With all the methods described, another point driven home is that software is something of an art and that you can reduce the amount of uncertainty but you can never fully remove it. None of the methods that improve estimation are silver bullets. I love that he draws the line in the sand here. Its very true and in fact he goes a step further, pointing out that on successful projects the "cone of uncertainty" converges as the project matures. The converse is also true. Wise words indeed.
The final chapter feels more like a tack on, however the message contained therein is something that needs to be stated again and again: marketing/management is not the enemy. It is important to remember that everyone has the same goals and that the battle really should be a collaboration. However good this chapter was, it still felt out of place.
There are a few niggling issues that I had. The biggest gripe is that he talks a lot about estimation software packages. In fact, he makes assumptions that the reader has knowledge of these packages. Working in start-ups, I've never even heard of these packages until this book. Its a small gripe, but it did detract. Another issue would be some of the examples on applying the various techniques towards the end of the book were far too glossy and far to dry. I think there was some good information there but you, as the reader, will need to make a few assumptions. Which, to me, is always a dangerous thing. Not as bad as fighting a land war in Asia, but still dangerous.
Overall though, as a software engineer/manager I found this book to be invaluable. The techniques are usable right away and really helped me convey the uncertainty I had in ways that I wasn't able to in the past. I think this should be required reading for anyone who works in the software industry. ...more
Sometimes you read a book and you find yourself feeling an eerie sense of Deja Vu. Dreaming in Code is just such a book.
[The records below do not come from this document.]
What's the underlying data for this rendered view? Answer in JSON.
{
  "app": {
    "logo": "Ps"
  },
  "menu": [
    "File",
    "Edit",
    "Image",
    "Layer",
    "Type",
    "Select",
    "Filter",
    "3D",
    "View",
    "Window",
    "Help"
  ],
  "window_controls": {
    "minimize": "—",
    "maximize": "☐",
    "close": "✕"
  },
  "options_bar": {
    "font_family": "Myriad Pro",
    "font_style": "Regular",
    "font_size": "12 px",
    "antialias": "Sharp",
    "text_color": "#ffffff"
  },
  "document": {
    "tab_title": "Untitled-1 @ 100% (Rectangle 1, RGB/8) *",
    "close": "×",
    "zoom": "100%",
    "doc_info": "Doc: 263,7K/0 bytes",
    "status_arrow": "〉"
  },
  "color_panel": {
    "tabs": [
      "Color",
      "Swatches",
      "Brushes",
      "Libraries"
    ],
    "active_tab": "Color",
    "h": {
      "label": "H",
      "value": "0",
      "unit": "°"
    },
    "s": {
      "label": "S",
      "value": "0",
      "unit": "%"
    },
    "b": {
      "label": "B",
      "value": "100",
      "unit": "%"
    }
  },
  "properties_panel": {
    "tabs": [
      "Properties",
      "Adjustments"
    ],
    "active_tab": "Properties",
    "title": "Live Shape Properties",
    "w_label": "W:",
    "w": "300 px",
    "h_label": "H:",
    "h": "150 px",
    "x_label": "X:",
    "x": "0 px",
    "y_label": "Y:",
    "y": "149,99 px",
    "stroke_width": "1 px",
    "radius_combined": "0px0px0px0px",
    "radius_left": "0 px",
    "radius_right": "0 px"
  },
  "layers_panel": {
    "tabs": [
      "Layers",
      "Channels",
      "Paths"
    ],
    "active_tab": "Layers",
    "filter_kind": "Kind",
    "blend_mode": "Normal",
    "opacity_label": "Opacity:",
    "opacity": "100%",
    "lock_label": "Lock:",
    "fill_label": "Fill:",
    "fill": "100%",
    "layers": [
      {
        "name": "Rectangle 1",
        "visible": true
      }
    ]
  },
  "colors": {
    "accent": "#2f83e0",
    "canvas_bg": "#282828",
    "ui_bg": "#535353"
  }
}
The main premise surrounds thSometimes you read a book and you find yourself feeling an eerie sense of Deja Vu. Dreaming in Code is just such a book. The main premise surrounds the Chandler project and how its project lifecycle grows and changes over time.
What was truly fascinating was watching all the pitfalls the project went through. In almost every case I had the sense of having had that happen - from feature creep to lack of testing to a un-articulated design - I've been there. Its even more interesting to see the same mistakes I've lived through repeated here - you'd think we'd have learned from the past.
Sprinkled within the story were tangents into the history and theory of programming. These were sometimes interesting but, especially towards the end, they felt like filler.
Still this is a great book and very much worth reading by software professionals
if there is one book on c++ that every programmer should own, its this one. This is the book I'm constantly going to when I forget something or need tif there is one book on c++ that every programmer should own, its this one. This is the book I'm constantly going to when I forget something or need to get more information on some STL class...more
solid discussion on the patterns of software programs run amok. More importantly, it has a few ideas on how to bring the miscreant programs back on trsolid discussion on the patterns of software programs run amok. More importantly, it has a few ideas on how to bring the miscreant programs back on track. Its a little dated and a little on the light side at times but overall well worth the read ...more